Using these charms and spells draws on the character's personal reserve of energy and power. Starting with the third, every odd use of magic of this kind thus incurs a penalty as the character tires. This penalty increases in a fashion identical to the "Consequences of Defeat.”
“Use” here means a single augment attempt (act of magic performed). If the GM feels the magic in question is minor, he might count it as a "free use." if it is more major, it might count as two or even three uses itself.The terms “Hurt,” “Impaired,” etc are for purposes of Healing only (see below).
Spirit Magic, Rune Magic, and Sorcery
Spirit Magic is based on compelling a bound spirit to perform a service for you. Sorcery is the intense application of intellect and will upon the cosmos. Rune Magic uses power bestowed upon the character in return for sacrifice and worship. The first two cases are tiring for the magician; it takes a great deal of mental energy to compel spirits or impose your will on reality. For this reason, the use of Charms and Spells uses the same “damage” track as Basic Magic. For example, if a character uses Basic Magic twice to augment abilities, and then uses a Charm or a Spell, that counts as a third use and takes a penalty.
Rune Magic, bestowed by a god, does not tire the magician when used. Instead, it depletes the pool of divine power invested in the character. For this reason, it is measured on a separate track from Basic Magic. If a character used three Basic Magic spells and then casts a Rune spell, the Rune spell would take no penalty. Use the same table for Rune Magic as the one for Basic Magic, but the two types of magic are kept track of separately.
Magical energy is recuperated in a fashion similar to “Healing” (p. 106-107). Energy expended through Basic Magic, Spirit Charms, and Sorcery Spells is restored through rest an/or meditation. At least six hours of sleep, or three hours of undisturbed meditation, the character may make a Healing contest using an appropriate ability (Meditation, Vigorous, Iron Will, etc etc). As with Healing, this restores lost levels of magical “damage.”

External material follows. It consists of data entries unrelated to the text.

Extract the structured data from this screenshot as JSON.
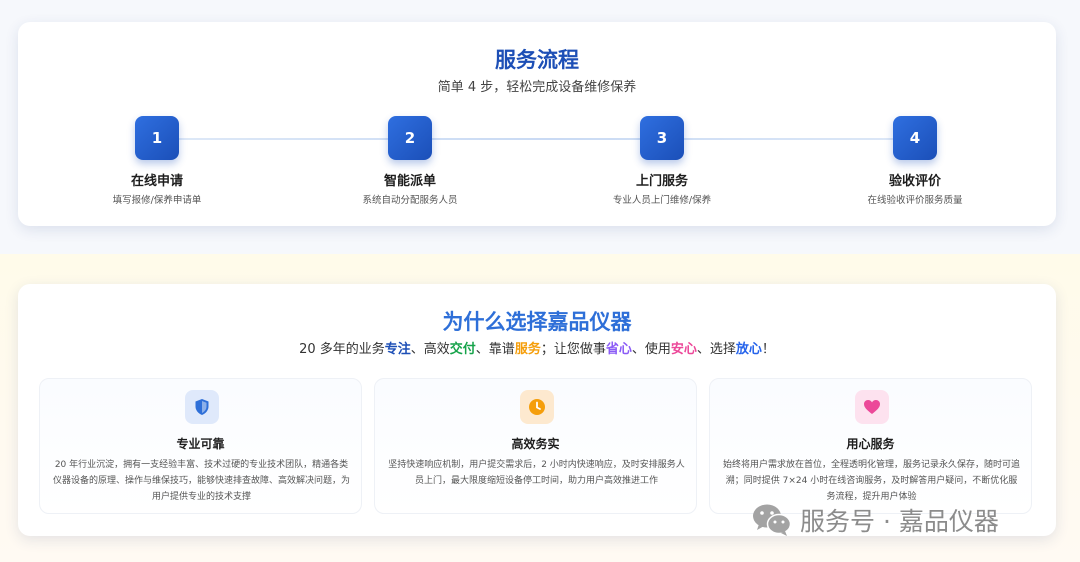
{
  "process": {
    "title": "服务流程",
    "subtitle": "简单 4 步，轻松完成设备维修保养",
    "steps": [
      {
        "number": "1",
        "title": "在线申请",
        "desc": "填写报修/保养申请单"
      },
      {
        "number": "2",
        "title": "智能派单",
        "desc": "系统自动分配服务人员"
      },
      {
        "number": "3",
        "title": "上门服务",
        "desc": "专业人员上门维修/保养"
      },
      {
        "number": "4",
        "title": "验收评价",
        "desc": "在线验收评价服务质量"
      }
    ]
  },
  "why": {
    "title": "为什么选择嘉品仪器",
    "tagline": {
      "t1": "20 多年的业务",
      "h1": "专注",
      "t2": "、高效",
      "h2": "交付",
      "t3": "、靠谱",
      "h3": "服务",
      "t4": "；让您做事",
      "h4": "省心",
      "t5": "、使用",
      "h5": "安心",
      "t6": "、选择",
      "h6": "放心",
      "t7": "！"
    },
    "features": [
      {
        "icon": "shield-icon",
        "title": "专业可靠",
        "desc": "20 年行业沉淀，拥有一支经验丰富、技术过硬的专业技术团队，精通各类仪器设备的原理、操作与维保技巧，能够快速排查故障、高效解决问题，为用户提供专业的技术支撑"
      },
      {
        "icon": "clock-icon",
        "title": "高效务实",
        "desc": "坚持快速响应机制，用户提交需求后，2 小时内快速响应，及时安排服务人员上门，最大限度缩短设备停工时间，助力用户高效推进工作"
      },
      {
        "icon": "heart-icon",
        "title": "用心服务",
        "desc": "始终将用户需求放在首位，全程透明化管理，服务记录永久保存，随时可追溯；同时提供 7×24 小时在线咨询服务，及时解答用户疑问，不断优化服务流程，提升用户体验"
      }
    ]
  },
  "watermark": {
    "text": "服务号 · 嘉品仪器"
  },
  "colors": {
    "title_blue": "#1d4fb6",
    "why_title_blue": "#2e6fd8",
    "step_badge": "#1e56c3",
    "hl_blue": "#1d4fb6",
    "hl_green": "#16a34a",
    "hl_orange": "#f59e0b",
    "hl_purple": "#8b5cf6",
    "hl_pink": "#ec4899",
    "hl_blue2": "#2563eb"
  }
}
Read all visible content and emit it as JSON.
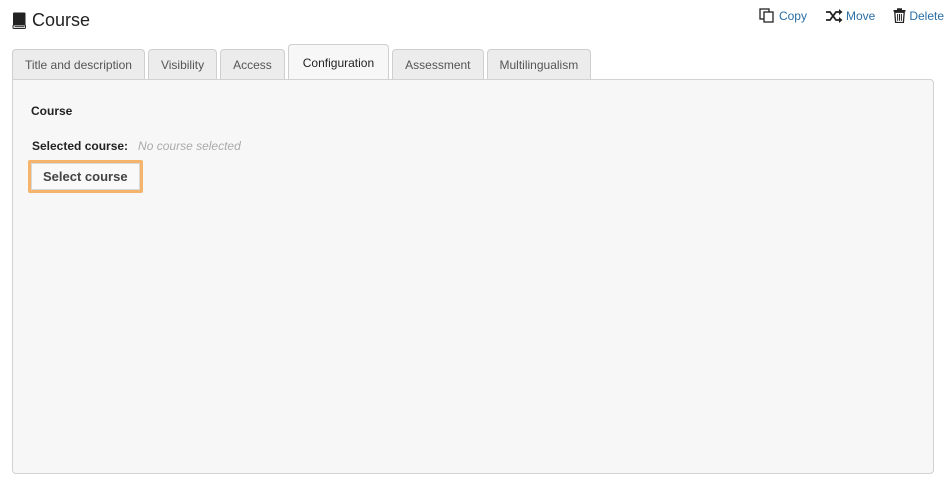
{
  "header": {
    "title": "Course",
    "icon": "book-icon"
  },
  "actions": [
    {
      "label": "Copy",
      "icon": "copy-icon"
    },
    {
      "label": "Move",
      "icon": "shuffle-icon"
    },
    {
      "label": "Delete",
      "icon": "trash-icon"
    }
  ],
  "tabs": [
    {
      "label": "Title and description",
      "active": false
    },
    {
      "label": "Visibility",
      "active": false
    },
    {
      "label": "Access",
      "active": false
    },
    {
      "label": "Configuration",
      "active": true
    },
    {
      "label": "Assessment",
      "active": false
    },
    {
      "label": "Multilingualism",
      "active": false
    }
  ],
  "panel": {
    "heading": "Course",
    "selected_label": "Selected course:",
    "selected_value": "No course selected",
    "select_button": "Select course"
  },
  "colors": {
    "link": "#2a6ea6",
    "highlight": "#f4b46b",
    "panel_bg": "#f7f7f7"
  }
}
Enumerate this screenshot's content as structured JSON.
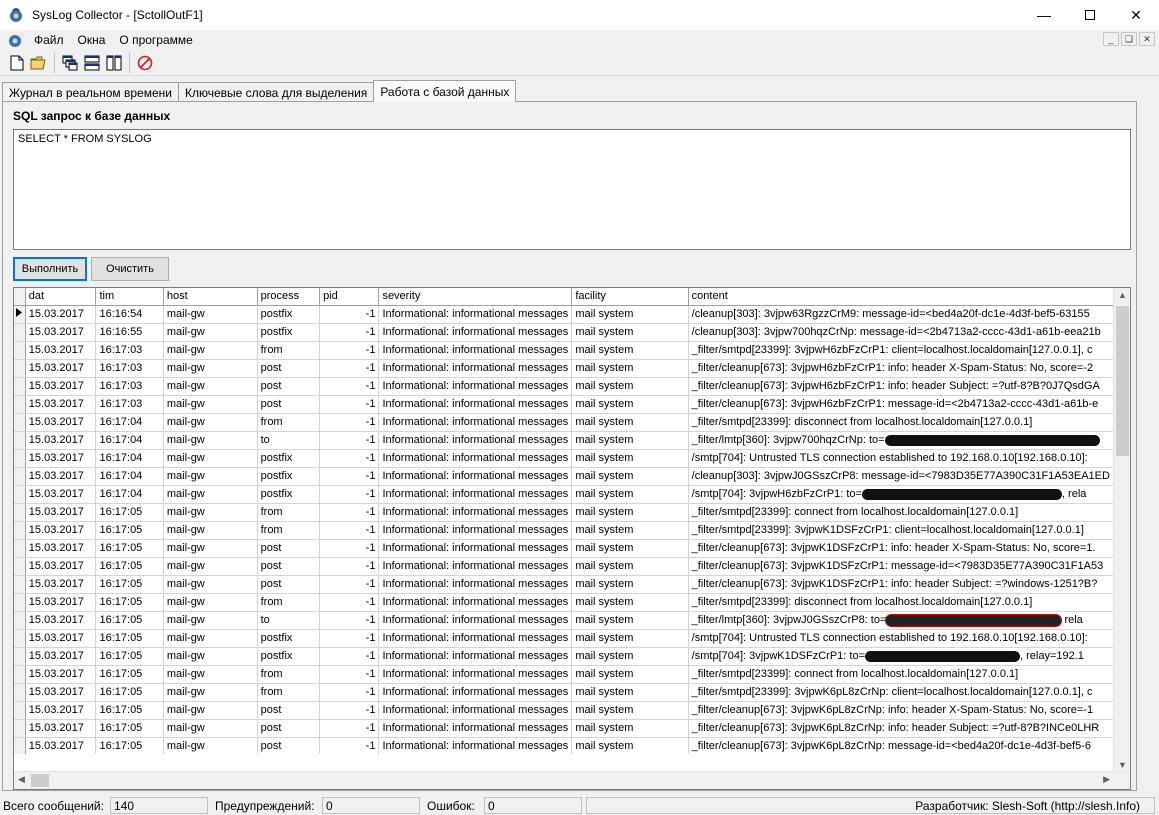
{
  "window": {
    "title": "SysLog Collector - [SctollOutF1]"
  },
  "menu": {
    "items": [
      "Файл",
      "Окна",
      "О программе"
    ]
  },
  "tabs": [
    {
      "label": "Журнал в реальном времени"
    },
    {
      "label": "Ключевые слова для выделения"
    },
    {
      "label": "Работа с базой данных"
    }
  ],
  "query": {
    "label": "SQL запрос к базе данных",
    "text": "SELECT * FROM SYSLOG",
    "run_label": "Выполнить",
    "clear_label": "Очистить"
  },
  "grid": {
    "columns": [
      "dat",
      "tim",
      "host",
      "process",
      "pid",
      "severity",
      "facility",
      "content"
    ],
    "rows": [
      [
        "15.03.2017",
        "16:16:54",
        "mail-gw",
        "postfix",
        "-1",
        "Informational: informational messages",
        "mail system",
        "/cleanup[303]: 3vjpw63RgzzCrM9: message-id=<bed4a20f-dc1e-4d3f-bef5-63155"
      ],
      [
        "15.03.2017",
        "16:16:55",
        "mail-gw",
        "postfix",
        "-1",
        "Informational: informational messages",
        "mail system",
        "/cleanup[303]: 3vjpw700hqzCrNp: message-id=<2b4713a2-cccc-43d1-a61b-eea21b"
      ],
      [
        "15.03.2017",
        "16:17:03",
        "mail-gw",
        "from",
        "-1",
        "Informational: informational messages",
        "mail system",
        "_filter/smtpd[23399]: 3vjpwH6zbFzCrP1: client=localhost.localdomain[127.0.0.1], c"
      ],
      [
        "15.03.2017",
        "16:17:03",
        "mail-gw",
        "post",
        "-1",
        "Informational: informational messages",
        "mail system",
        "_filter/cleanup[673]: 3vjpwH6zbFzCrP1: info: header X-Spam-Status: No, score=-2"
      ],
      [
        "15.03.2017",
        "16:17:03",
        "mail-gw",
        "post",
        "-1",
        "Informational: informational messages",
        "mail system",
        "_filter/cleanup[673]: 3vjpwH6zbFzCrP1: info: header Subject: =?utf-8?B?0J7QsdGA"
      ],
      [
        "15.03.2017",
        "16:17:03",
        "mail-gw",
        "post",
        "-1",
        "Informational: informational messages",
        "mail system",
        "_filter/cleanup[673]: 3vjpwH6zbFzCrP1: message-id=<2b4713a2-cccc-43d1-a61b-e"
      ],
      [
        "15.03.2017",
        "16:17:04",
        "mail-gw",
        "from",
        "-1",
        "Informational: informational messages",
        "mail system",
        "_filter/smtpd[23399]: disconnect from localhost.localdomain[127.0.0.1]"
      ],
      [
        "15.03.2017",
        "16:17:04",
        "mail-gw",
        "to",
        "-1",
        "Informational: informational messages",
        "mail system",
        "_filter/lmtp[360]: 3vjpw700hqzCrNp: to="
      ],
      [
        "15.03.2017",
        "16:17:04",
        "mail-gw",
        "postfix",
        "-1",
        "Informational: informational messages",
        "mail system",
        "/smtp[704]: Untrusted TLS connection established to 192.168.0.10[192.168.0.10]:"
      ],
      [
        "15.03.2017",
        "16:17:04",
        "mail-gw",
        "postfix",
        "-1",
        "Informational: informational messages",
        "mail system",
        "/cleanup[303]: 3vjpwJ0GSszCrP8: message-id=<7983D35E77A390C31F1A53EA1ED"
      ],
      [
        "15.03.2017",
        "16:17:04",
        "mail-gw",
        "postfix",
        "-1",
        "Informational: informational messages",
        "mail system",
        "/smtp[704]: 3vjpwH6zbFzCrP1: to="
      ],
      [
        "15.03.2017",
        "16:17:05",
        "mail-gw",
        "from",
        "-1",
        "Informational: informational messages",
        "mail system",
        "_filter/smtpd[23399]: connect from localhost.localdomain[127.0.0.1]"
      ],
      [
        "15.03.2017",
        "16:17:05",
        "mail-gw",
        "from",
        "-1",
        "Informational: informational messages",
        "mail system",
        "_filter/smtpd[23399]: 3vjpwK1DSFzCrP1: client=localhost.localdomain[127.0.0.1]"
      ],
      [
        "15.03.2017",
        "16:17:05",
        "mail-gw",
        "post",
        "-1",
        "Informational: informational messages",
        "mail system",
        "_filter/cleanup[673]: 3vjpwK1DSFzCrP1: info: header X-Spam-Status: No, score=1."
      ],
      [
        "15.03.2017",
        "16:17:05",
        "mail-gw",
        "post",
        "-1",
        "Informational: informational messages",
        "mail system",
        "_filter/cleanup[673]: 3vjpwK1DSFzCrP1: message-id=<7983D35E77A390C31F1A53"
      ],
      [
        "15.03.2017",
        "16:17:05",
        "mail-gw",
        "post",
        "-1",
        "Informational: informational messages",
        "mail system",
        "_filter/cleanup[673]: 3vjpwK1DSFzCrP1: info: header Subject: =?windows-1251?B?"
      ],
      [
        "15.03.2017",
        "16:17:05",
        "mail-gw",
        "from",
        "-1",
        "Informational: informational messages",
        "mail system",
        "_filter/smtpd[23399]: disconnect from localhost.localdomain[127.0.0.1]"
      ],
      [
        "15.03.2017",
        "16:17:05",
        "mail-gw",
        "to",
        "-1",
        "Informational: informational messages",
        "mail system",
        "_filter/lmtp[360]: 3vjpwJ0GSszCrP8: to="
      ],
      [
        "15.03.2017",
        "16:17:05",
        "mail-gw",
        "postfix",
        "-1",
        "Informational: informational messages",
        "mail system",
        "/smtp[704]: Untrusted TLS connection established to 192.168.0.10[192.168.0.10]:"
      ],
      [
        "15.03.2017",
        "16:17:05",
        "mail-gw",
        "postfix",
        "-1",
        "Informational: informational messages",
        "mail system",
        "/smtp[704]: 3vjpwK1DSFzCrP1: to="
      ],
      [
        "15.03.2017",
        "16:17:05",
        "mail-gw",
        "from",
        "-1",
        "Informational: informational messages",
        "mail system",
        "_filter/smtpd[23399]: connect from localhost.localdomain[127.0.0.1]"
      ],
      [
        "15.03.2017",
        "16:17:05",
        "mail-gw",
        "from",
        "-1",
        "Informational: informational messages",
        "mail system",
        "_filter/smtpd[23399]: 3vjpwK6pL8zCrNp: client=localhost.localdomain[127.0.0.1], c"
      ],
      [
        "15.03.2017",
        "16:17:05",
        "mail-gw",
        "post",
        "-1",
        "Informational: informational messages",
        "mail system",
        "_filter/cleanup[673]: 3vjpwK6pL8zCrNp: info: header X-Spam-Status: No, score=-1"
      ],
      [
        "15.03.2017",
        "16:17:05",
        "mail-gw",
        "post",
        "-1",
        "Informational: informational messages",
        "mail system",
        "_filter/cleanup[673]: 3vjpwK6pL8zCrNp: info: header Subject: =?utf-8?B?INCe0LHR"
      ],
      [
        "15.03.2017",
        "16:17:05",
        "mail-gw",
        "post",
        "-1",
        "Informational: informational messages",
        "mail system",
        "_filter/cleanup[673]: 3vjpwK6pL8zCrNp: message-id=<bed4a20f-dc1e-4d3f-bef5-6"
      ]
    ],
    "tails": {
      "7": "",
      "10": ", rela",
      "17": " rela",
      "19": ", relay=192.1"
    }
  },
  "status": {
    "total_label": "Всего сообщений:",
    "total_value": "140",
    "warn_label": "Предупреждений:",
    "warn_value": "0",
    "err_label": "Ошибок:",
    "err_value": "0",
    "developer": "Разработчик: Slesh-Soft (http://slesh.Info)"
  }
}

Rune Magic is harder to restore. This requires the character to wait for a time sacred to the god and to be at a place sacred to the god. Only if both conditions are met can the Worship ceremony that activates the Healing roll be performed.
In most cases this means returning to a shrine or temple on the deity’s Holy Days. However, initiates can temporarily create sacred space (long enough for the Worship Ceremony to take place) anywhere using the character’s Divine Rune Affinity. The Difficulty is generally Moderate. Note, however, that this is an act of Rune Magic and is subject to whatever penalty the character has currently incurred.
The Worship Ceremony involves the creation of sacred space and the banishing of outside or negative forces (these steps are omitted within a temple), followed by the “parting of the veil” opening the way into Godtime. The participants re-enact one of the central myths of the deity and a sacrifice is offered. The whole procedure takes 2 or 3 hours.
At the conclusion of the ceremony the character engages in a Simple Contest against the Difficulty level of his or her magical “damage.” These levels are “healed” according to the rules on pp. 106-107. Plot augments maybe added to this roll based on the following conditions;
- Performed during Sacred Time or High Holy Day +6
- Being at a shrine +3
- Being at a temple +6
- Donation or Sacrifice offered equal to a Moderate Wealth Contest +3 ( see p. 234)
- Donation or Sacrifice offered equal to a High Wealth Contest +6
- No Donation or Sacrifice offered -3
This looks like a sensible house rule. We never had any problem with this when playing the Colymar campain, but it certainly makes sense from a RuneQuesty point of view. :-)ReplyDelete